Alen Stevanovic (20) Attacking midfielder playing in Torino. He made the Inter senior squad for one game last season.
Donati (20) Defender who played a nice game with Inter in a Coppa game is currently on loan to Lecce in Serie A where he’s only got a handful of games.
Natalino, Biraghi and Alibec are all primavera players who have played with the senior squad at some point.
Okay, some reality now. These are all nice young players and I hope that everyone of them works out to our advantage. But the reality of the situation is that almost all of these guys are going to be shipped out at some point. If four of these guys makes the senior squad in consecutive seasons, Inter would have done their job.
The Arsenal of Italy?
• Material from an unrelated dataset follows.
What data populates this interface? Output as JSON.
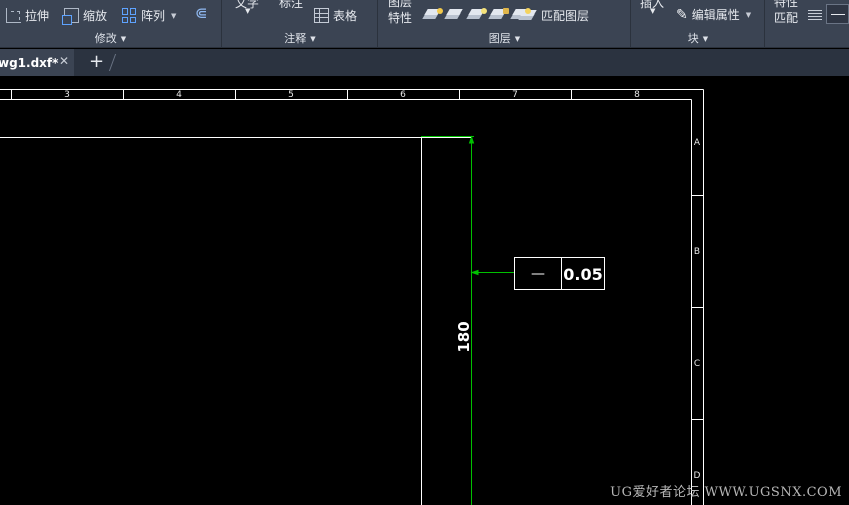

Let’s get back to that model that I think Inter is trying to follow. I think that at some point when it became obvious that Mourinho was going to leave, Moratti and Branca sat down and looked at the squad. Cesar, Castellazzi, Orlandoni, Cordoba, Zanetti, Materazzi, Lucio, Samuel, Chivu, Stankovic, Cambiasso, Suazo and Milito are all over 30. And only Chivu and Cambiasso are right at 30. Everyone else is over 31. 13 out of 27 players are over 30 on the roster. In the next 3 years, or so, half this entire team is going to have retired.
Now there are some safeguards in place. Ranocchia and Santon are already in house. Andreolli is coming in the summer, according to rumor. Viviano has already been selected for the After Cesar. But there is no way that Inter can pay out for the replacement of 13 players, plus the 4 or so young guys who won’t be back next season because they showing that they aren’t good enough now.
If Inter is going to have to cut back on paying transfer fees and on wage bills to fit under Fair Play and to also make payments on the supposed new stadium – doesn’t that mean that we will need to make significantly less transfers and any transfers that we make be for younger players who won’t need to be paid as much as older vets? If there are restrictions on fees and wages, won’t that make promoting young players more likely despite playing ability?
I know that a lot of this is speculation; again, I am just trying to make sense of what the hell is going on with the finances of this team and the current policy. Maybe I am giving them too much credit and they don’t have things as all planned out this way. Maybe this is all more haphazard than I suggest it is. Here’s the question I am asking myself… if this is close to being true, how do I feel about it, having been given a giant spoonful in the first half of the season?
There’s a scarier question, of course. Assuming this is close to being true and assuming we won’t find a Wenger to captain the ship for the long haul, who do we trust all these kids with?